It was his country's first medal of the Games and came in the final event of the athletics programme.
Twice world gold medallist Abel Kirui was second ahead of compatriot and London marathon champion Wilson Kipsang.
Kipsang made an early break, splitting the field and passing through the halfway stage in 63 minutes 15 seconds. He was gradually reeled in and joined by Kiprotich and Kirui by the 30-km point in a three-man race for the gold.
The race, past some of London's most notable landmarks, started and finished in the Mall near Buckingham Palace.

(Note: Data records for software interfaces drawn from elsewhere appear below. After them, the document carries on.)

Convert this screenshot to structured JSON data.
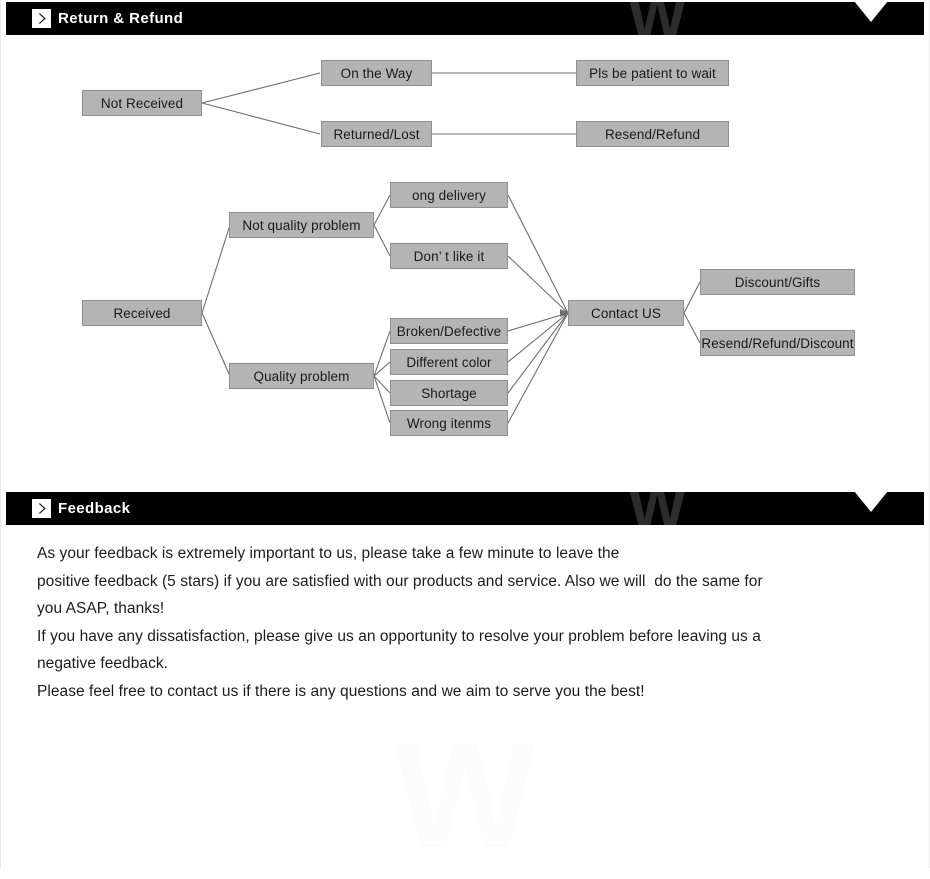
{
  "sections": [
    {
      "id": "return-refund",
      "title": "Return & Refund",
      "chevron_icon": "chevron-right-icon",
      "watermark": "W"
    },
    {
      "id": "feedback",
      "title": "Feedback",
      "chevron_icon": "chevron-right-icon",
      "watermark": "W"
    }
  ],
  "flowchart": {
    "not_received": {
      "root": "Not Received",
      "branches": [
        {
          "label": "On the Way",
          "result": "Pls be patient to wait"
        },
        {
          "label": "Returned/Lost",
          "result": "Resend/Refund"
        }
      ]
    },
    "received": {
      "root": "Received",
      "not_quality_problem": "Not quality problem",
      "not_quality_reasons": [
        "ong delivery",
        "Don’  t like it"
      ],
      "quality_problem": "Quality problem",
      "quality_reasons": [
        "Broken/Defective",
        "Different color",
        "Shortage",
        "Wrong itenms"
      ],
      "contact": "Contact US",
      "outcomes": [
        "Discount/Gifts",
        "Resend/Refund/Discount"
      ]
    }
  },
  "feedback": {
    "paragraphs": [
      "As your feedback is extremely important to us, please take a few minute to leave the",
      "positive feedback (5 stars) if you are satisfied with our products and service. Also we will  do the same for",
      "you ASAP, thanks!",
      "If you have any dissatisfaction, please give us an opportunity to resolve your problem before leaving us a",
      "negative feedback.",
      "Please feel free to contact us if there is any questions and we aim to serve you the best!"
    ]
  },
  "colors": {
    "bar_background": "#000000",
    "bar_text": "#ffffff",
    "node_fill": "#b4b4b4",
    "node_border": "#8f8f8f",
    "connector": "#6e6e6e"
  }
}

It comprised one short and three longer circuits through the heart of the capital.
"I was unknown, now I am known," Kiprotich said after winning Uganda's first medal of the Games in the final event of the athletics programme before thousands of cheering spectators on the streets of London.
John Akii-Bua, who set a world record in the 1972 Munich Games 400 metres hurdles final, was Uganda's only other Olympic champion.
"I always kept him in mind," Kiprotich said after accelerating away from Kenyans Wilson Kipsang and Abel Kirui with six kilometres remaining in the 42.195km race past some of London's most celebrated landmarks on a hot and humid morning.
"I saw him coming like a cheetah," exclaimed twice world champion Kirui, who had been locked in a three-way battle with Kiprotich and London champion Kipsang since the 30-km mark on a loop course with one short and three long laps. It was very hard to control that kind of move."
"I took it out because the pace was so slow and I knew we would have problems at the end so I tried to push," he explained.
Kiprotich crossed the line in two hours eight minutes one second, 26 seconds ahead of Kirui. Kipsang was 1:10 further back.
His time, in his fourth marathon, was the third fastest at the Olympic Games and his gold medal was the first of any kind by a Ugandan distance runner.
Kiprotich, 23, trains in Eldoret with a number of elite Kenyans, including Emmanuel Mutai, the east Africans' third man in Sunday's race.
"The problem with Uganda is that there are no facilities," he said. "I come from an area where there are no facilities.
"I spend some time in Kenya, some in Uganda but most of my time is spent in Kenya in a training camp.
"At the start of the race I thought either Kenya would win, Ethiopia would win. Then I thought maybe I could move.
"It is our second gold medal. I made history for my people, my coaches, my manager, for Uganda. I am happy."